* **WHAT IS EXPECTED**
Please copy out the entries exactly, skipping any pictures.

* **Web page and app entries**
+ + +

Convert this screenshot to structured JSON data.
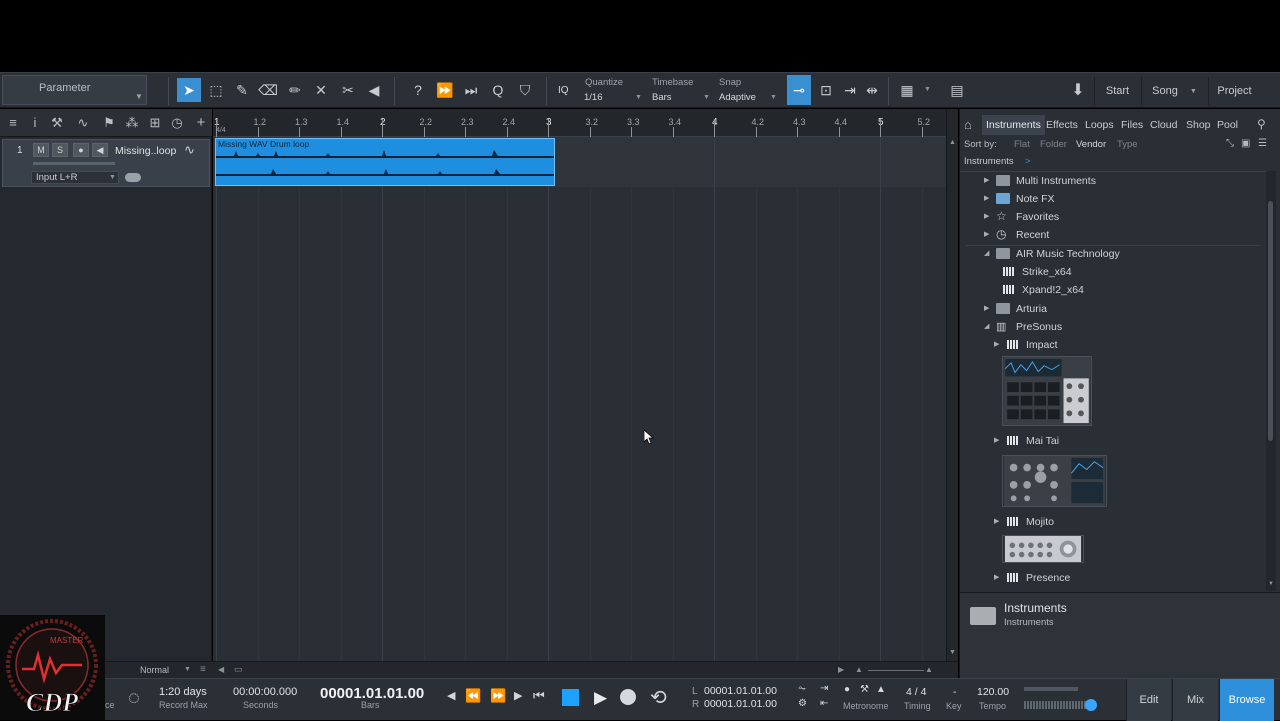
{
  "toolbar": {
    "parameter_label": "Parameter",
    "iq_label": "IQ",
    "quantize_caption": "Quantize",
    "quantize_value": "1/16",
    "timebase_caption": "Timebase",
    "timebase_value": "Bars",
    "snap_caption": "Snap",
    "snap_value": "Adaptive",
    "start_label": "Start",
    "song_label": "Song",
    "project_label": "Project",
    "tools": [
      "arrow-tool-icon",
      "range-tool-icon",
      "paint-tool-icon",
      "eraser-tool-icon",
      "pencil-tool-icon",
      "mute-tool-icon",
      "split-tool-icon",
      "listen-tool-icon"
    ]
  },
  "track": {
    "number": "1",
    "mute": "M",
    "solo": "S",
    "name": "Missing..loop",
    "input": "Input L+R"
  },
  "arrange": {
    "time_signature": "4/4",
    "event_title": "Missing WAV Drum loop",
    "ruler": [
      "1",
      "1.2",
      "1.3",
      "1.4",
      "2",
      "2.2",
      "2.3",
      "2.4",
      "3",
      "3.2",
      "3.3",
      "3.4",
      "4",
      "4.2",
      "4.3",
      "4.4",
      "5",
      "5.2"
    ],
    "zoom_mode": "Normal"
  },
  "browser": {
    "tabs": [
      "Instruments",
      "Effects",
      "Loops",
      "Files",
      "Cloud",
      "Shop",
      "Pool"
    ],
    "active_tab": "Instruments",
    "sort_by_label": "Sort by:",
    "sort_options": [
      "Flat",
      "Folder",
      "Vendor",
      "Type"
    ],
    "active_sort": "Vendor",
    "path": "Instruments",
    "path_sep": ">",
    "items": [
      {
        "label": "Multi Instruments",
        "icon": "folder-icon"
      },
      {
        "label": "Note FX",
        "icon": "folder-icon"
      },
      {
        "label": "Favorites",
        "icon": "star-icon"
      },
      {
        "label": "Recent",
        "icon": "clock-icon"
      },
      {
        "label": "AIR Music Technology",
        "icon": "folder-icon"
      },
      {
        "label": "Strike_x64",
        "icon": "keyboard-icon"
      },
      {
        "label": "Xpand!2_x64",
        "icon": "keyboard-icon"
      },
      {
        "label": "Arturia",
        "icon": "folder-icon"
      },
      {
        "label": "PreSonus",
        "icon": "vendor-icon"
      },
      {
        "label": "Impact",
        "icon": "keyboard-icon"
      },
      {
        "label": "Mai Tai",
        "icon": "keyboard-icon"
      },
      {
        "label": "Mojito",
        "icon": "keyboard-icon"
      },
      {
        "label": "Presence",
        "icon": "keyboard-icon"
      }
    ],
    "footer_title": "Instruments",
    "footer_sub": "Instruments"
  },
  "transport": {
    "record_max_value": "1:20 days",
    "record_max_caption": "Record Max",
    "seconds_value": "00:00:00.000",
    "seconds_caption": "Seconds",
    "bars_value": "00001.01.01.00",
    "bars_caption": "Bars",
    "left_locator": "00001.01.01.00",
    "right_locator": "00001.01.01.00",
    "l_label": "L",
    "r_label": "R",
    "metronome_caption": "Metronome",
    "timing_value": "4 / 4",
    "timing_caption": "Timing",
    "key_value": "-",
    "key_caption": "Key",
    "tempo_value": "120.00",
    "tempo_caption": "Tempo",
    "partial_left": "ce",
    "edit_label": "Edit",
    "mix_label": "Mix",
    "browse_label": "Browse"
  },
  "logo": {
    "text": "CDP",
    "arc_text": "MASTER"
  },
  "colors": {
    "accent": "#2e8fdb",
    "event": "#1e8fe0",
    "background": "#2a2f35"
  }
}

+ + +

* **SOLUTION**
Convert this screenshot to structured JSON data.
{
  "toolbar": {
    "parameter_label": "Parameter",
    "iq_label": "IQ",
    "quantize_caption": "Quantize",
    "quantize_value": "1/16",
    "timebase_caption": "Timebase",
    "timebase_value": "Bars",
    "snap_caption": "Snap",
    "snap_value": "Adaptive",
    "start_label": "Start",
    "song_label": "Song",
    "project_label": "Project",
    "tools": [
      "arrow-tool-icon",
      "range-tool-icon",
      "paint-tool-icon",
      "eraser-tool-icon",
      "pencil-tool-icon",
      "mute-tool-icon",
      "split-tool-icon",
      "listen-tool-icon"
    ]
  },
  "track": {
    "number": "1",
    "mute": "M",
    "solo": "S",
    "name": "Missing..loop",
    "input": "Input L+R"
  },
  "arrange": {
    "time_signature": "4/4",
    "event_title": "Missing WAV Drum loop",
    "ruler": [
      "1",
      "1.2",
      "1.3",
      "1.4",
      "2",
      "2.2",
      "2.3",
      "2.4",
      "3",
      "3.2",
      "3.3",
      "3.4",
      "4",
      "4.2",
      "4.3",
      "4.4",
      "5",
      "5.2"
    ],
    "zoom_mode": "Normal"
  },
  "browser": {
    "tabs": [
      "Instruments",
      "Effects",
      "Loops",
      "Files",
      "Cloud",
      "Shop",
      "Pool"
    ],
    "active_tab": "Instruments",
    "sort_by_label": "Sort by:",
    "sort_options": [
      "Flat",
      "Folder",
      "Vendor",
      "Type"
    ],
    "active_sort": "Vendor",
    "path": "Instruments",
    "path_sep": ">",
    "items": [
      {
        "label": "Multi Instruments",
        "icon": "folder-icon"
      },
      {
        "label": "Note FX",
        "icon": "folder-icon"
      },
      {
        "label": "Favorites",
        "icon": "star-icon"
      },
      {
        "label": "Recent",
        "icon": "clock-icon"
      },
      {
        "label": "AIR Music Technology",
        "icon": "folder-icon"
      },
      {
        "label": "Strike_x64",
        "icon": "keyboard-icon"
      },
      {
        "label": "Xpand!2_x64",
        "icon": "keyboard-icon"
      },
      {
        "label": "Arturia",
        "icon": "folder-icon"
      },
      {
        "label": "PreSonus",
        "icon": "vendor-icon"
      },
      {
        "label": "Impact",
        "icon": "keyboard-icon"
      },
      {
        "label": "Mai Tai",
        "icon": "keyboard-icon"
      },
      {
        "label": "Mojito",
        "icon": "keyboard-icon"
      },
      {
        "label": "Presence",
        "icon": "keyboard-icon"
      }
    ],
    "footer_title": "Instruments",
    "footer_sub": "Instruments"
  },
  "transport": {
    "record_max_value": "1:20 days",
    "record_max_caption": "Record Max",
    "seconds_value": "00:00:00.000",
    "seconds_caption": "Seconds",
    "bars_value": "00001.01.01.00",
    "bars_caption": "Bars",
    "left_locator": "00001.01.01.00",
    "right_locator": "00001.01.01.00",
    "l_label": "L",
    "r_label": "R",
    "metronome_caption": "Metronome",
    "timing_value": "4 / 4",
    "timing_caption": "Timing",
    "key_value": "-",
    "key_caption": "Key",
    "tempo_value": "120.00",
    "tempo_caption": "Tempo",
    "partial_left": "ce",
    "edit_label": "Edit",
    "mix_label": "Mix",
    "browse_label": "Browse"
  },
  "logo": {
    "text": "CDP",
    "arc_text": "MASTER"
  },
  "colors": {
    "accent": "#2e8fdb",
    "event": "#1e8fe0",
    "background": "#2a2f35"
  }
}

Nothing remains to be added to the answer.